But a group of street artists wants to turn the concrete walls of the fast-growing urban sprawl into an open-air museum that celebrates Emirati heritage and speaks to everyone in the multicultural city.
The art of the government-funded Dubai Street Museum is bringing new life to the city.
The project features the work of 16 mural and graffiti artists from different genres.
The artists include four Emiratis, Malaysian-based Lithuanian Ernest Zacharevic - who has been likened to British graffiti artist Banksy - and Tunisia's The Inkman.
Each brings their own interpretation of the theme, The Past, to the 2nd of December Street in the heart of Satwa, one of Dubai's older quarters.
"Tourists can see our history at the museums. But we want everyone to be able to see that history everywhere, even on the streets," said project director Shaima Al-Soueidi.
Urban art is a growing trend in the Middle East, a region dotted with cities carrying complex histories.
But while graffiti in older cities such as Tunis and Beirut often acts as a form of resistance in contemporary politics, the art form takes on a more a conciliatory tone in Dubai.
Satwa, a neighbourhood largely inhabited by Filipino labourers, is known locally as a "mini Manila".
Its unique social make-up caught the eye of those behind the Dubai Street Museum, who hope to see the project spread further across the city.

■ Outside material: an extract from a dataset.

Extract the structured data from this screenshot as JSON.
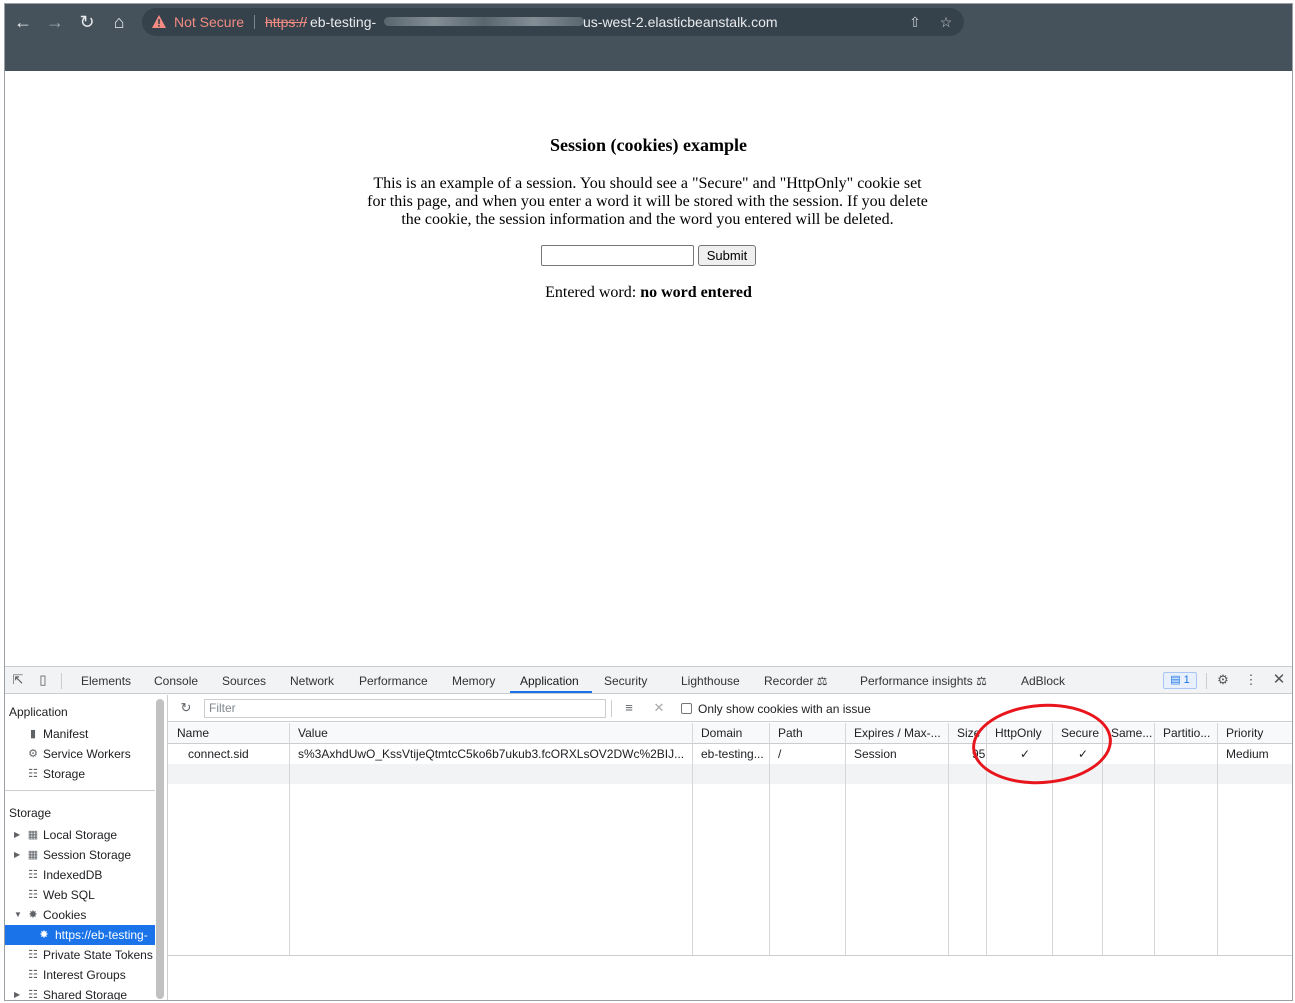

"Because of its history and its position in the city, we landed on the 2nd of December Street as the ideal site," Ms Al-Soueidi said.
The first mural in the neighbourhood is that of a man in his abra, a narrow boat that is carved out of wood and traditionally used for travel and trade across the Dubai Creek.
Further down the street, an image of the national white-and-gold falcon stands three storeys-high, while a building facade is covered in white, red and green patterns that echo the weave in traditional garments.
Emirati muralist Ashwaq Abdullah is among the artists bringing their visions to the walls and parking lots of Dubai.
Her mural pays homage to the United Arab Emirates founders, sheikhs Rashed Al Maktoum and Zayed Al Nahyan.
"Mural art speaks to everyone in all segments of society, and it generally focuses on the past, the heritage, of the place," Ms Abdullah said.
"For me, this is a chance to express my love for my country.
"The hope is that it spills over into streets all across Dubai." - AFP